For MCAD/ECAD to work, I realize that the origin of 2 systems have to be perfectly matched.
Where do you put your origin so 2D match 3D's ? for a spacer, 0,0 can be at the center of the hole, but for any regular part like BGA or any IC ?
you have to differentiate between a model that is linked to a part and a mechanical part that is added to the design.
In my case, the spacer was an added mechanical part that was not part of the board, but I needed to add to then add another board as an added geometry to build a mechanical assembly and check some mating.
For this, I found out, that is important to have the 0/0/0 point such that you can place the mechanical part anywhere on your board, by using the same coordinates that the board uses.
In the case of a component, like IC, FPGA, resitor, transistor, trafo, and so on, that is placed on the board, and is part of the BOM, every part number can have a geometry model linked to it.
For this there is a procedure of mating and putting the surface together that allows to reposition the geometry regardless of the origin of the coordinate system of the model. Once this relationship is established, you use the origin of the cell as it is described in 2D, aka like you place this component in layout.
Hope this helps
If I might try to add to Matija’s excellent response:
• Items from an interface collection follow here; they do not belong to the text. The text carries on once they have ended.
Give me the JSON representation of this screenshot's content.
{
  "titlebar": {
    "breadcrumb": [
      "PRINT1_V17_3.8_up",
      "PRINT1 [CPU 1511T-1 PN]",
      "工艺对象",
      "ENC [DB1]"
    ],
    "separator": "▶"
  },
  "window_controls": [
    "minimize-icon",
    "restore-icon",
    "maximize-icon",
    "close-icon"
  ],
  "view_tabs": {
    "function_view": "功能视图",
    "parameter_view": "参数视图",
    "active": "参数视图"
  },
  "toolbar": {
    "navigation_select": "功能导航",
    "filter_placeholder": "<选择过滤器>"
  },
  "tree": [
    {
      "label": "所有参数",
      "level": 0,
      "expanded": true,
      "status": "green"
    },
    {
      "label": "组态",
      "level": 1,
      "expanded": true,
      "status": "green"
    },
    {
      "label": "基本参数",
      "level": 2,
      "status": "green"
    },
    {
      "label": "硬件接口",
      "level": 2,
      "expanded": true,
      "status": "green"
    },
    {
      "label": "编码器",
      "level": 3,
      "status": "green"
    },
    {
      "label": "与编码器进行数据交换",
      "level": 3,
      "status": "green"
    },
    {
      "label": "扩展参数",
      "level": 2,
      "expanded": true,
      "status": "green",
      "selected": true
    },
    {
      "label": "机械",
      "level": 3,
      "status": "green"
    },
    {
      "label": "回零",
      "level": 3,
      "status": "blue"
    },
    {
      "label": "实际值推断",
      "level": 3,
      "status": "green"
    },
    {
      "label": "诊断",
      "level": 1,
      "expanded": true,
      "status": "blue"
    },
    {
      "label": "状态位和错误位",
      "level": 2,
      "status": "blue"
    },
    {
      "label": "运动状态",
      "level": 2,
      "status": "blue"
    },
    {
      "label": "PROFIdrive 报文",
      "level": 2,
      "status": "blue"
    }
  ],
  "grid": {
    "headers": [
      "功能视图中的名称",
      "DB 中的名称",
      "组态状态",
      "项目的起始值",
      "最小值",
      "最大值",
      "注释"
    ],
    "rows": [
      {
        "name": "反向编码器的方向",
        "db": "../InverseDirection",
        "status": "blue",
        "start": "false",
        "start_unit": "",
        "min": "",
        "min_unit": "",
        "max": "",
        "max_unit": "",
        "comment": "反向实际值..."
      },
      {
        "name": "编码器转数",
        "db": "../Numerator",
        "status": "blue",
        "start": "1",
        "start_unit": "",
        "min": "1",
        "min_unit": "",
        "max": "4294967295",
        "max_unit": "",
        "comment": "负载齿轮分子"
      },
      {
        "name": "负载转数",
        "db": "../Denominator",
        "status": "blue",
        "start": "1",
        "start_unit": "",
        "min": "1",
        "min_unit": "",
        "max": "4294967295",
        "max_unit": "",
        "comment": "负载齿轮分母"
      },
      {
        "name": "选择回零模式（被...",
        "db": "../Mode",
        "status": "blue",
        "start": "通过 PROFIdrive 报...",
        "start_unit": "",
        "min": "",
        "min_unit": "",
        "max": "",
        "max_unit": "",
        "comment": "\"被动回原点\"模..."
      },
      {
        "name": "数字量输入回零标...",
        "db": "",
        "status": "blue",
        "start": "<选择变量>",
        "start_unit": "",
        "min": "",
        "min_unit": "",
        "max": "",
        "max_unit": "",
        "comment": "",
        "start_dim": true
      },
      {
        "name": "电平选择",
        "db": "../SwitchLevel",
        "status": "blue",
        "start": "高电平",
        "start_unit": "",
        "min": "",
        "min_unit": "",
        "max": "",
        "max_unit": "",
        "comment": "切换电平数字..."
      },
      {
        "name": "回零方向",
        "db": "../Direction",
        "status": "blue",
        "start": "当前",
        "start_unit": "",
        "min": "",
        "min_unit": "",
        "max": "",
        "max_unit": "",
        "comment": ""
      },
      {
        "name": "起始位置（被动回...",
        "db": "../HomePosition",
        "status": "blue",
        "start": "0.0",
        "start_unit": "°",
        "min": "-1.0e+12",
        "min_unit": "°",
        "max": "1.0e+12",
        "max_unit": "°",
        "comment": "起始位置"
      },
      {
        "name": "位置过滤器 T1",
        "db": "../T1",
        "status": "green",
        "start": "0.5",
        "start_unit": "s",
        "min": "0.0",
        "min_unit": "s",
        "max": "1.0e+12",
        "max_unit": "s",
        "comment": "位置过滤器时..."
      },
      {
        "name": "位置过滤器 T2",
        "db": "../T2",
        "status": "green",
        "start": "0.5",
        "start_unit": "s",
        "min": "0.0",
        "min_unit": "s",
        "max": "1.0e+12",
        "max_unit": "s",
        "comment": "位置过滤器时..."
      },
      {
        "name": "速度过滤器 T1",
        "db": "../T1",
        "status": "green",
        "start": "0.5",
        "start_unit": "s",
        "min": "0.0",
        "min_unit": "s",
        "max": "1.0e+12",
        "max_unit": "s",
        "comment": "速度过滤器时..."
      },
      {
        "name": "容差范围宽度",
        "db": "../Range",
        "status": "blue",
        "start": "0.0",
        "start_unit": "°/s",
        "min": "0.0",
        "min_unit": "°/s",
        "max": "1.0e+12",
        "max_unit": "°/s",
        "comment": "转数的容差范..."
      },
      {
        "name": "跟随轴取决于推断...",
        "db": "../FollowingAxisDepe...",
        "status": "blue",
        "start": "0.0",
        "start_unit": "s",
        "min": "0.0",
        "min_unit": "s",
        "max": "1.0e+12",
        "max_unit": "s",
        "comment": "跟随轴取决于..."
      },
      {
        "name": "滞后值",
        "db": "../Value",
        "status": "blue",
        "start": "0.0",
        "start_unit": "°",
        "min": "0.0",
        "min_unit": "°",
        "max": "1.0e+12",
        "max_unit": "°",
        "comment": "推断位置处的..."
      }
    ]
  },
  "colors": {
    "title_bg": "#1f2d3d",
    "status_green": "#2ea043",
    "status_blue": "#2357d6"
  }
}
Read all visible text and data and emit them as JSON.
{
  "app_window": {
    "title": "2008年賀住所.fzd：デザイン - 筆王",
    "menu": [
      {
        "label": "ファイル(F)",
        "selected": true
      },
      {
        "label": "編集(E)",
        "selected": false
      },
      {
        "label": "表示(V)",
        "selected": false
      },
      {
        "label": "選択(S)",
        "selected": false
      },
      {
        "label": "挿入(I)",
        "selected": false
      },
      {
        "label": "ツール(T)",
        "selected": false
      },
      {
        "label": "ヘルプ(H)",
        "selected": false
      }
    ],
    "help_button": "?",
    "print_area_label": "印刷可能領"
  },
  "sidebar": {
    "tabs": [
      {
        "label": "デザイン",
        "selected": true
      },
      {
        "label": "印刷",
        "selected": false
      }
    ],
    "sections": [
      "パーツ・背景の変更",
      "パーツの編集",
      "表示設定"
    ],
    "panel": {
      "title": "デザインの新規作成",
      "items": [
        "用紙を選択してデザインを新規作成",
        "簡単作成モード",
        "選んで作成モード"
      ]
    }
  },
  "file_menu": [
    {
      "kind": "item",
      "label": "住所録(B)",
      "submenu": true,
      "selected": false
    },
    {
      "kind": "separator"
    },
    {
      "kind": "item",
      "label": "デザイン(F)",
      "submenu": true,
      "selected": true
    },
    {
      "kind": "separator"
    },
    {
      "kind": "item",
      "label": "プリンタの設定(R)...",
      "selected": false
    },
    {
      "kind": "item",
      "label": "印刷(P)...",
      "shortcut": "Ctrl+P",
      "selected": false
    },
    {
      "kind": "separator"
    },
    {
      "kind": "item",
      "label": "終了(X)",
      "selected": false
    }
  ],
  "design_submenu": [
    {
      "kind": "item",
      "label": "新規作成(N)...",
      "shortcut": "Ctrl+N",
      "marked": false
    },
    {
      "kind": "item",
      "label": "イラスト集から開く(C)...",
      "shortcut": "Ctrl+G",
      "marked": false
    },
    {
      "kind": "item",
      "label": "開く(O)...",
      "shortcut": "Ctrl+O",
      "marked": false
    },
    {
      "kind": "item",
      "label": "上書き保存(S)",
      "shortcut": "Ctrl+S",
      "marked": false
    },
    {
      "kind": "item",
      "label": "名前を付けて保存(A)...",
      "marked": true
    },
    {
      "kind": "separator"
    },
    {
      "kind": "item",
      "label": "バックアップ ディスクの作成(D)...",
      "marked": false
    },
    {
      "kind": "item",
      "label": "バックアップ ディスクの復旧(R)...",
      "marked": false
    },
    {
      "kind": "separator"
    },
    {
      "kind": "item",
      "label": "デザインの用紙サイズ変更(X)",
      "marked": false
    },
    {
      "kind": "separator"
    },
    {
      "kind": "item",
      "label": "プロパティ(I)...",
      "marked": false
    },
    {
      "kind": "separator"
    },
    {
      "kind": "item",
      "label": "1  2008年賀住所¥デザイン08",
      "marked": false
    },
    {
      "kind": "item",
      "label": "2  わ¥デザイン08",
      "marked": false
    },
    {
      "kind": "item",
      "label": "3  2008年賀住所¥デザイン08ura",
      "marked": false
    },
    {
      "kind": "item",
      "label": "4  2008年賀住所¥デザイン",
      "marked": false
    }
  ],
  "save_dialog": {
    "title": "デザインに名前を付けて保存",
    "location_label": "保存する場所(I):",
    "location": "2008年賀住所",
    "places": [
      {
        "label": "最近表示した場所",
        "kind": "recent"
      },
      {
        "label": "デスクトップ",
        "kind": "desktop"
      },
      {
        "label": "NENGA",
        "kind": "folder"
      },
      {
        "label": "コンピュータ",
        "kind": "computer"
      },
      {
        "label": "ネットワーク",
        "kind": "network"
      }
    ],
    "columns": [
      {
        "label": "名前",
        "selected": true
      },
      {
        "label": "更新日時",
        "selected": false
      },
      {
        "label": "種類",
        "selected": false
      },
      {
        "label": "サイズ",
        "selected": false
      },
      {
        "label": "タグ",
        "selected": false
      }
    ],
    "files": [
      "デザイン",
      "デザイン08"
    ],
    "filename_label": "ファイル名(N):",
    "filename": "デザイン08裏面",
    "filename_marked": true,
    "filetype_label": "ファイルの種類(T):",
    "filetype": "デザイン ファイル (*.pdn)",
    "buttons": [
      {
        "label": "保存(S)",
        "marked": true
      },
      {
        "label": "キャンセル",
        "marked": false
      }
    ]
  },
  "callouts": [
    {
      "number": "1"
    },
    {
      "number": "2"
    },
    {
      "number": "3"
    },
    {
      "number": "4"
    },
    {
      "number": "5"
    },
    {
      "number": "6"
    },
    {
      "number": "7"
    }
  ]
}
if you use the optional 3D model library, M3DL, then there are a couple of commands in the toolbox that you can use to search for component models and have them automatically aligned to your component footprints.
If if you manually import a component model (from somewhere like 3D content central) there are a couple of commands you can use to simplify the job of aligning it to the components footprint.
In in either case, once you are happy with the alignment, you can push the mapping of 3D model to part into the central library so that it can be reused in subsequent designs.
Thanks Matja and Ed for clarification.